Excerpts from an interface dataset:

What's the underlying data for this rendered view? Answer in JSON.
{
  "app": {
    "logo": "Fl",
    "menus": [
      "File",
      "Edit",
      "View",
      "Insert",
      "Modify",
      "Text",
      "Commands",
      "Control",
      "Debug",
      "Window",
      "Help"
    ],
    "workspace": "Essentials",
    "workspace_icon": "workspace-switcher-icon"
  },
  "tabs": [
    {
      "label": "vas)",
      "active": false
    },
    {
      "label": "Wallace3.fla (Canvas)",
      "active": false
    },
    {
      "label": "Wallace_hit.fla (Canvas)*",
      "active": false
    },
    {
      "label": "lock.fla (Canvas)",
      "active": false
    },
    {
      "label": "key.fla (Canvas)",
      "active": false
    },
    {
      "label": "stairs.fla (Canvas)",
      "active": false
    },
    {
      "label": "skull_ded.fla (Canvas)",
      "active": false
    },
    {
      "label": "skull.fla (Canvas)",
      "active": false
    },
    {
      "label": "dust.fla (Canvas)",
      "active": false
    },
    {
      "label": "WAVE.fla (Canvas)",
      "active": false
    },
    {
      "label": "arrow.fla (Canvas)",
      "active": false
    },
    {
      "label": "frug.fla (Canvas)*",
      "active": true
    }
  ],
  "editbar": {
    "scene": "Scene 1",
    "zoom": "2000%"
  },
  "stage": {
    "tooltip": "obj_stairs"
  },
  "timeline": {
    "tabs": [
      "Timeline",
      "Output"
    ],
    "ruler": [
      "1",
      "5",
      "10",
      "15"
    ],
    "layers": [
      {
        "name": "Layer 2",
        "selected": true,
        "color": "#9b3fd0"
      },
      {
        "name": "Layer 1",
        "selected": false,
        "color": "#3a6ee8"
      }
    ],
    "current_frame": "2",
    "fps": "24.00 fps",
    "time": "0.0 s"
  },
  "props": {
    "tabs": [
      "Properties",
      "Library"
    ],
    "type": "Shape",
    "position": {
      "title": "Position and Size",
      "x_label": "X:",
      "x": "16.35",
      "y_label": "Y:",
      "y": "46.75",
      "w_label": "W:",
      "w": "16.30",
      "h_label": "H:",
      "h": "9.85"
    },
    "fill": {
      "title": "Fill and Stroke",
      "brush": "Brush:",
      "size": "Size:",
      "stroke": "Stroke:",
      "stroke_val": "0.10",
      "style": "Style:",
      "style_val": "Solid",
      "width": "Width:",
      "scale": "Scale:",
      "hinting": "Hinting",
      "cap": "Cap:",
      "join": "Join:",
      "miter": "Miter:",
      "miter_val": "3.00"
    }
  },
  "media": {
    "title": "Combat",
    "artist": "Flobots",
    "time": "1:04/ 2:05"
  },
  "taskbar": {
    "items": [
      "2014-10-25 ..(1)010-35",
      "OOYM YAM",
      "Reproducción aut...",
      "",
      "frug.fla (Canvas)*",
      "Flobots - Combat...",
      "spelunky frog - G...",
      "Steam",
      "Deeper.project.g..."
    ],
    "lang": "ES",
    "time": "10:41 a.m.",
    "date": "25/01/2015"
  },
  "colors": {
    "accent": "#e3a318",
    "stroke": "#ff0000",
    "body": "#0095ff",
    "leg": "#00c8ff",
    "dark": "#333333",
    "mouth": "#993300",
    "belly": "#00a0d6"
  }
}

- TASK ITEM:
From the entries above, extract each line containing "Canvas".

- WRITTEN ANSWER:
      "label": "Wallace3.fla (Canvas)",
      "label": "Wallace_hit.fla (Canvas)*",
      "label": "lock.fla (Canvas)",
      "label": "key.fla (Canvas)",
      "label": "stairs.fla (Canvas)",
      "label": "skull_ded.fla (Canvas)",
      "label": "skull.fla (Canvas)",
      "label": "dust.fla (Canvas)",
      "label": "WAVE.fla (Canvas)",
      "label": "arrow.fla (Canvas)",
      "label": "frug.fla (Canvas)*",
      "frug.fla (Canvas)*",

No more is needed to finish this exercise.